Pilot plans have sparked hope for international students returning to Australia, but a student leader opines that more can be done.
The country’s “Fortress Australia” approach to the pandemic has had many ramifications, one of which includes negatively affecting the psyche of international students returning to Australia. Findings from Adventus show that the number of students applying to study abroad at Australian universities has plunged while the country’s borders remain closed.
Student sentiment on Australia has declined, with some interpreting its zero-COVID strategy approach as unwelcoming and insular. But the tide is turning — in August, Australian Prime Minister Scott Morrison said the country must start to learn to live with COVID-19 when higher vaccination targets are reached.

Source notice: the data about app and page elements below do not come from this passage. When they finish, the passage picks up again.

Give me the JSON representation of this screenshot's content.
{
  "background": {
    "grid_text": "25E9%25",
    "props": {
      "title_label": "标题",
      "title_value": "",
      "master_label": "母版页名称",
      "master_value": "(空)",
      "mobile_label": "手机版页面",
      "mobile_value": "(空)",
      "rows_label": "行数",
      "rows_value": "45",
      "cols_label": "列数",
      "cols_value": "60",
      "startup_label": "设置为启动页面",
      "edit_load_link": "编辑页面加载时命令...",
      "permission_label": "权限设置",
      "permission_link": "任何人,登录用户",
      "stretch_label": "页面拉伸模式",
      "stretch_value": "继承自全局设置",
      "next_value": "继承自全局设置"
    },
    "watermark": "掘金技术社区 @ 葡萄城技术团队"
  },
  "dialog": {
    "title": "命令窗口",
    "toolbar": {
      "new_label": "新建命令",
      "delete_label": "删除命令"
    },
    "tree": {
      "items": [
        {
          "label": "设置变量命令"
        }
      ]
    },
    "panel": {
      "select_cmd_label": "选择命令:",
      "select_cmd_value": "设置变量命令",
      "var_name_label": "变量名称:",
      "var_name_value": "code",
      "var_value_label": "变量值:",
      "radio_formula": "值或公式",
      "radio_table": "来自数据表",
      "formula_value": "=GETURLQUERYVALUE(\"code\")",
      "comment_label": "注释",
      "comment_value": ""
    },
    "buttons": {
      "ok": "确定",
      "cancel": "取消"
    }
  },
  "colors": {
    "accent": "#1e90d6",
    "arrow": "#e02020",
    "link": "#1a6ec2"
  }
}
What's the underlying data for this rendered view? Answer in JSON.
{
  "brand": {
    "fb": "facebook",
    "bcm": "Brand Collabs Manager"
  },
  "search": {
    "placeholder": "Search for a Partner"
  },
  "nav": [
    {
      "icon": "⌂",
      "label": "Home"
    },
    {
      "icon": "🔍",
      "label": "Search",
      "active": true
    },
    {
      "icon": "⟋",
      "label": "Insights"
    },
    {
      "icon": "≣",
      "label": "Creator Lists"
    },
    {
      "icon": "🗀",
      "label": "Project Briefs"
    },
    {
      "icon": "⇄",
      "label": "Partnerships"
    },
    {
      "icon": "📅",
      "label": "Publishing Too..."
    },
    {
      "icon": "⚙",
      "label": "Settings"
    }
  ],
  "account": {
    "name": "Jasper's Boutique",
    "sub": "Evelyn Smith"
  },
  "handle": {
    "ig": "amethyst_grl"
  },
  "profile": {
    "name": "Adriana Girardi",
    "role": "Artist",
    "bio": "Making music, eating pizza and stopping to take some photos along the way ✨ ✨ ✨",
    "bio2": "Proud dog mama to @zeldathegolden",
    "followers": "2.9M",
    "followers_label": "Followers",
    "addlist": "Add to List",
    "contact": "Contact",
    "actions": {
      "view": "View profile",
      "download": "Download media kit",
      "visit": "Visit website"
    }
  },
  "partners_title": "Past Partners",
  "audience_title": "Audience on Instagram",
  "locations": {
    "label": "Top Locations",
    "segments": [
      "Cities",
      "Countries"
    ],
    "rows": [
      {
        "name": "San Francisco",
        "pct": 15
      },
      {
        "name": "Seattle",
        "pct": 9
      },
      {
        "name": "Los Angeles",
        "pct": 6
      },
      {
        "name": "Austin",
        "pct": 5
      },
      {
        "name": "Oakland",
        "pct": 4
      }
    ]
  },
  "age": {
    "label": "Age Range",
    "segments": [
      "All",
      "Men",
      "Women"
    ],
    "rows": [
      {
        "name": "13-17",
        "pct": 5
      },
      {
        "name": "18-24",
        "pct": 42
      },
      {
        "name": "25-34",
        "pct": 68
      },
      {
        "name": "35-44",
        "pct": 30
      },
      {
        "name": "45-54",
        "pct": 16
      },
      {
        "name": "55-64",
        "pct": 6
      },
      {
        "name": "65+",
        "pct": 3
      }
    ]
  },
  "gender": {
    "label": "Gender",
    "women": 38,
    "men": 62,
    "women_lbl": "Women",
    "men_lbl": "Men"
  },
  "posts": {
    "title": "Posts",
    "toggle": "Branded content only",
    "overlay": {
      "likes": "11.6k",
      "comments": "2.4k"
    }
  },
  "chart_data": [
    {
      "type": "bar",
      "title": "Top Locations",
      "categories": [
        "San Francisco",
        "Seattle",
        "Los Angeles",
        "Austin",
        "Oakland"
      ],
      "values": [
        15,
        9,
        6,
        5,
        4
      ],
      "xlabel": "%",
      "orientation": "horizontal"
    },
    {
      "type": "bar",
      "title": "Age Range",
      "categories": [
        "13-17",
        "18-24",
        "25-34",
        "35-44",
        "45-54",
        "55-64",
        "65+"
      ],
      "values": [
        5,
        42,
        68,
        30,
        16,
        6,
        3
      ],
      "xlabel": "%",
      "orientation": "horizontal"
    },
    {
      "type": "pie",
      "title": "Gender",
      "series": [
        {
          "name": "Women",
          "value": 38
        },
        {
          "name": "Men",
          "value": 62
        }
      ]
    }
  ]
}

Plans to resuscitate its international student sector are blossoming. To date, the Australian government has endorsed International Student Arrival Plans for New South Wales (NSW), Queensland, Victoria and South Australia. These plans have offered hope for international students returning to Australia, and Oscar Zi Shao Ong is among the many students elated by this news.
“I am really glad to see the positive news around borders reopening and to see that NSW is removing the quarantine requirement,” said the national president of the Council of International Students Australia (CISA) to Study International. The country’s disjointed reopening plans, however, has sparked confusion for some.
“International students are extremely confused, with various pilot plans with different quarantine requirements being proposed and approved to date,” said Ong. “Most international students are fully vaccinated and [are] prepared to travel as soon as the borders open. International students add immense value to Australia and want certainty from the federal government to open borders to them.”
International students returning to Australia: Challenging times
Ong is the national president of the Council of International Students Australia, a not-for-profit, non-politically and non-commercially aligned organisation formed in response to the needs of international students for a unified voice.
He is currently pursuing his PhD in Mechanical Engineering at The University of Adelaide. As the national president of CISA, his tasks include representing international students in government key policy reviews.
“I was flying back to Adelaide to start my PhD studies as COVID-19 started to spread in Australia,” he said. As COVID-19’s spread worsened, the university transitioned online and asked PhD students and staff to work from home.
“It was an extremely disruptive period where I had to physically move computers and equipment back home. The lack of human interaction has certainly made me feel lonely at times,” said the Malaysian.
How online learning has impacted students
Online learning hasn’t always been smooth sailing for students.
“We have overwhelming feedback that online studies just aren’t working,” said Ong. “Additionally, this is not what international students paid for. They paid for quality, face-to-face education. Further to that, onshore students would have received better support in terms of engagements and social events.”
He added that offshore students suffer from a lack of belonging to their university, while some have never stepped foot on campus. “A recent report also suggests overseas students suffered from poor mental health, especially if they came from a country with a large amount of COVID cases,” he said.
International students returning to Australia: Vaccinated, and eager to return
Despite Australia’s gradual reopening, Ong said international students in Australia are facing unprecedented challenges in their studies and “deserve better.”
“While we acknowledge and appreciate the current efforts in bringing international students back and the complexity behind the logistics, and several pilot plans approved to date, more needs to be done.”
Acknowledging the need for a safe return and public health safety, he said many international students are fully vaccinated and pose minimal risk.
“We note other countries such as the UK and Canada have successfully brought back their international students during the pandemic, and we hope that Australia would follow their footsteps and accelerate the current reopening. We look forward to continuing to work collaboratively with the government to bring international students back,” he said.